But is that a good or a bad thing?
The first three seasons followed a bunch of children in 1980s America and their scary exploits with creatures from a netherworld existing parallel to their hometown—‘Upside Down’. The premise of the story may have been rooted in horror and sci-fi, but to say that the genre was the sole reason for its success would be akin to saying one loves Sunny Leone for her acting chops. One of the prime reasons Stranger Things appealed to a global audience was its unabashed homage to life in the 1980s. Peppered with pop culture references—from ET to The Goonies to Miami Vice—the show lured nostalgia fans who otherwise would not have been caught dead watching anything in the horror genre.
The 1980s are alive and kicking in season 4 as well—from roller skates and Dungeons & Dragons to Freddy Krueger and Madonna—but the gore, suspense and big budget dramatics now firmly take centre-stage.
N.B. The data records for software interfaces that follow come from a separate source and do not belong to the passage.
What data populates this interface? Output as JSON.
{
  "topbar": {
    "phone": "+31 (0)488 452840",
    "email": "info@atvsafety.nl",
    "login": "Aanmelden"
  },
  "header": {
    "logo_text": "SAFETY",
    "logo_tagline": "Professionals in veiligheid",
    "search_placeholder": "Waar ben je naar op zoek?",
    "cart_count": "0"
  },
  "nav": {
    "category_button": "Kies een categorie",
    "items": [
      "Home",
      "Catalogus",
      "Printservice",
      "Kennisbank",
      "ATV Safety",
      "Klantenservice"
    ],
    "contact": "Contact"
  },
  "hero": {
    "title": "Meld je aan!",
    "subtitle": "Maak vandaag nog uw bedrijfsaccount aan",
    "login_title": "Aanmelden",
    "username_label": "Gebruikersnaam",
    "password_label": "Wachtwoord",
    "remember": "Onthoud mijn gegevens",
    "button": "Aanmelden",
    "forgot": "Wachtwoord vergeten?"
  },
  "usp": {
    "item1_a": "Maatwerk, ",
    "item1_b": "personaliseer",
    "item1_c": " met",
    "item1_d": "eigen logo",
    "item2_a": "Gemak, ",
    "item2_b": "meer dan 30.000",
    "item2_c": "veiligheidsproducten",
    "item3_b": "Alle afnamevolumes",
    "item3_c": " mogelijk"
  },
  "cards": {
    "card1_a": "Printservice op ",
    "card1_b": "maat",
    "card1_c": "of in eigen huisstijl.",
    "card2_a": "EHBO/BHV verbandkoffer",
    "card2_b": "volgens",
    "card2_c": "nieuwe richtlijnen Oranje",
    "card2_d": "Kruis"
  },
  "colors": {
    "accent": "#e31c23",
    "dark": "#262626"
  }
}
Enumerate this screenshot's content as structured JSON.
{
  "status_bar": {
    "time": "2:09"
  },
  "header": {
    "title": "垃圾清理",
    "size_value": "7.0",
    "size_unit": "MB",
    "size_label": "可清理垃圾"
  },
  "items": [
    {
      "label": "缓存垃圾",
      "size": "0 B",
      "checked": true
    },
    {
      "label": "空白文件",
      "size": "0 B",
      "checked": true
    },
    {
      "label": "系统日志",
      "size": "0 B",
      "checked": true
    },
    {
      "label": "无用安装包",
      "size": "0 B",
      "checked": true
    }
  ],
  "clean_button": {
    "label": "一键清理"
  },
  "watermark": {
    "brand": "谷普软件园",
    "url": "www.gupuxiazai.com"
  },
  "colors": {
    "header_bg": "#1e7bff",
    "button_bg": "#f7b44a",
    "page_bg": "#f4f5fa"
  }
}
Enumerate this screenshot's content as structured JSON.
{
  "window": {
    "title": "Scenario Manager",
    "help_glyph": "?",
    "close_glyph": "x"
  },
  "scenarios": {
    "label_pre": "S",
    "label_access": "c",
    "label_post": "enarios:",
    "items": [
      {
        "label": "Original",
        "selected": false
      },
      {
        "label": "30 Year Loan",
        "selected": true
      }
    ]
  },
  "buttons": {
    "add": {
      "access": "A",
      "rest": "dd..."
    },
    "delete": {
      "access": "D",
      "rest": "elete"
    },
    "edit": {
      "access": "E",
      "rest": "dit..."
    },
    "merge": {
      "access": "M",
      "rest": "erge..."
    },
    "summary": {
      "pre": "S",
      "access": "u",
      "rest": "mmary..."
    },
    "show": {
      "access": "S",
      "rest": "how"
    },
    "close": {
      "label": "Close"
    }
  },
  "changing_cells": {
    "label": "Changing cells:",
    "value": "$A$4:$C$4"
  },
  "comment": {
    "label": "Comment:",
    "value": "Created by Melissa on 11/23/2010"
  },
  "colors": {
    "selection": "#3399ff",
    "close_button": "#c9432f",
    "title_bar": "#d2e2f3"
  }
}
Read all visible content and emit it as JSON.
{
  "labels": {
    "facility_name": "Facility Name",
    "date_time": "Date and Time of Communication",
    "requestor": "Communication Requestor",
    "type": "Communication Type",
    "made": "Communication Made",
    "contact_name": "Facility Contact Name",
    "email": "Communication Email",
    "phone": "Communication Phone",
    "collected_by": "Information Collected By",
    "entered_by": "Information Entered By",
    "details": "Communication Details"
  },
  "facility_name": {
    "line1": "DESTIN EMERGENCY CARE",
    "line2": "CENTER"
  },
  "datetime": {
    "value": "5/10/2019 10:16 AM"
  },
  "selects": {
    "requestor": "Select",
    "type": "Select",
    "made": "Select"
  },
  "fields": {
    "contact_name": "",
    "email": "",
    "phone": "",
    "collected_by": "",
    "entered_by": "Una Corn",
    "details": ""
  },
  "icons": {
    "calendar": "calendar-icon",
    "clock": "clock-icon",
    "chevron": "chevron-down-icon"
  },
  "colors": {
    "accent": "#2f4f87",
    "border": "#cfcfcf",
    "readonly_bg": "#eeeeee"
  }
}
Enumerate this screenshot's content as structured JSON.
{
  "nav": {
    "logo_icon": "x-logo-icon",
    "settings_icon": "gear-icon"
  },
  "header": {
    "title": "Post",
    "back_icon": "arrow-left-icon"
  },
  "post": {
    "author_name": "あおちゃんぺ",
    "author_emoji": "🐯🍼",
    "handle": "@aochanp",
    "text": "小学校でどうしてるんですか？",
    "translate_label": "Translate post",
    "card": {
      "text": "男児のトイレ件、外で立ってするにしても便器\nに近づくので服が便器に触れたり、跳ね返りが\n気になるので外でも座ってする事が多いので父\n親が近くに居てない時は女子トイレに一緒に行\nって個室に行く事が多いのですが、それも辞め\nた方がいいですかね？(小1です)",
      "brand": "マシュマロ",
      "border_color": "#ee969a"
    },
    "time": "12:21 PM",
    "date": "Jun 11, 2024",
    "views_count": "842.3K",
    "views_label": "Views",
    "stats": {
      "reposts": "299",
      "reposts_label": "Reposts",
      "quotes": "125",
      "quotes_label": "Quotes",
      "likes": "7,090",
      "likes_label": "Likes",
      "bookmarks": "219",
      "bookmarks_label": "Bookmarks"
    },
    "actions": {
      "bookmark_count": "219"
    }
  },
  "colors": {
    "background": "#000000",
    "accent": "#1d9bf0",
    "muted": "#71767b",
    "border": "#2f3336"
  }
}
Luckily, it works, for the most part. Despite longer episodes, newer characters and laborious minutes spent in building back-stories and character sketches, the writers’ ingenuity in combining drama with disciplined scripting is stellar enough that not a moment feels drawn out or unnecessary. Even those slices of teenage angst and high school pangs seem to fit right in with squelchy monsters who hunt and haunt teen minds.
The pace does not slacken once the deaths start piling up a few minutes into the show, and the new scary monster, Vecna, makes his presence felt. Thankfully, a tight and crisp storyboard manages to keep the switching between multiple story arcs, locations and time periods pretty seamless.
Netflix has a lot riding on the show. When Stranger Things burst out of nowhere in 2016 to become a global sensation, it helped propel the OTT platform to galactic success. Till the likes of Squid Game, Money Heist and Bridgerton, this Emmy-winner was its most watched show globally.
Now, with the streaming platform’s viewership on the decline, it is time it gave back. A regular release of new seasons of hit shows may bring back the binge-watchers, Netflix hopes. It may also be the reason why Stranger Things 4 has been split into two, with 7 episodes releasing now and the remaining two to be unveiled on July 1. A fifth and final season has also been green-flagged by Netflix, slated for 2023. The mind-boggling $30 million per episode budget then, is par for the course.